Jenna Morasca: Admitting ‘The Dark Days’

by | September 30, 2009 at 11:39 AM | Jenna Morasca, Survivor

(Morasca)

(Morasca)

[Here's the latest in 'Survivor' winner Jenna Morasca's continuing series on her supporting role as a caregiver in longtime boyfriend and fellow 'Survivor' winner Ethan Zohn's battle with cancer.]

I don’t sugar coat things. I can be brutally honest, sometimes to a fault. My friends and family are well aware to expect an honest answer if they ask me a question. In order for me to feel I do this blog justice I think it would be wrong of me not to mention the dark days we caretakers can have.

As much as I like to pretend I am made of steel I am not, as a duty we caretakers take on this role with an iron spine, but we are only human. And all humans have moments of weakness.

Visit Jenn’s wesbite.

When Ethan got his first cancer diagnosis, I was scared and angry (we covered this on one of my first blog), but not to the extent I was more recently when we got the news his cancer had returned. This time the news hit me like a lead anchor; I could feel it dragging me down day by day, trying to take me under to the deepest darkest waters where I could never escape.

Message Jenna on Twitter.

Normally when someone is ill or gets diagnosed with a serious illness such as cancer they are allowed to be sad, allowed to have dark days, and there is someone (that would be us) there to comfort them and bring them back to life. But the question is, who is there to comfort us? I know, this question sounds selfish to some; they ask, “Why are you so concerned with yourself? You are not the one with cancer.”

Visit Ethan’s website.

My answer to that is that we ALL need to feel love, happiness, and have someone who rescues us from the dark waters when the anchor is to heavy for us to bear. How can we be good caretakers when in our own mind we are sinking so deeply?

I have had these days recently; I hate to admit this but its true (brutally honest again). Days where I did not want to get out of bed, had no desire to do anything I normally love (dog park anyone), and could care less how many things I needed to cancel in order for me to wallow.

(Morasca)

(Morasca)

Is this the best way to handle these days?

Probably not.

But I wanted to have a day to wallow in my own self-pity, to yell things like “oh how did my life come to this” and “what did I do to deserve this.” When it gets really bad I know its time to pull myself up by the bootstraps and get moving.

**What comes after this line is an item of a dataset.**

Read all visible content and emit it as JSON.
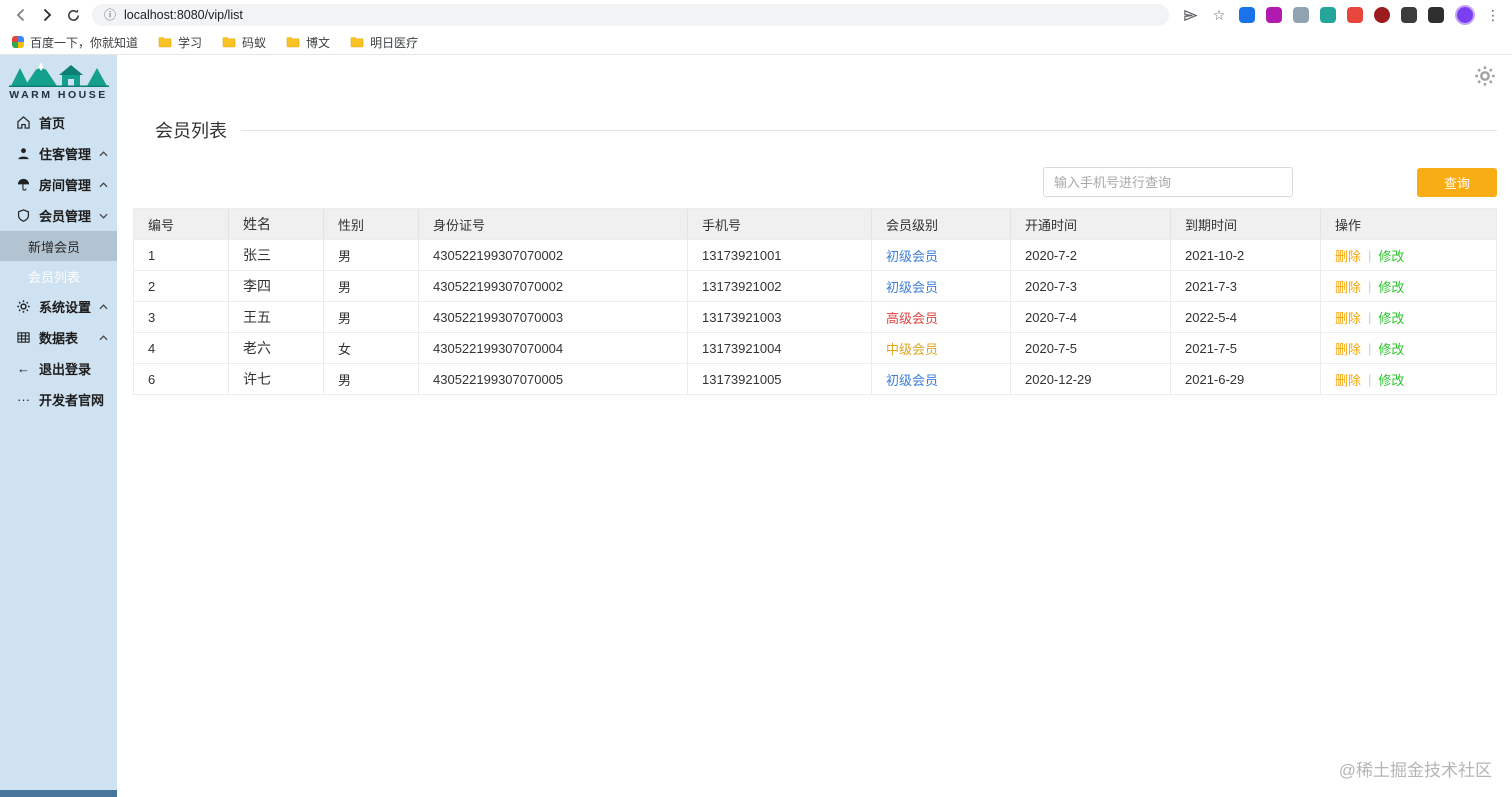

Watch the latest episodes of “Survivor: Samoa”

My job as caretaker then overrides my feelings of sadness. I force myself to do something that requires me to get OUT of the house, and that usually does the trick. But there are days where I feel a wave of sadness come on and I let it pass knowing when the moment is right to get out of this thought process.

I wanted to write this blog to make it ok to say, “yes I’m sad today and having a bad day and I need some love too”. Sometimes the hardest job is tending to those you love the most, and a burnout caretaker is a useless one. If you’re having one of these days, do something about it, visit a therapist, a friend, a spiritual healer, anything that makes you feel whole again. The darkness will pass, the anchor will lift, and life will move forward. Feel free to share your stories of darkness to light below; we can all support each other in this journey.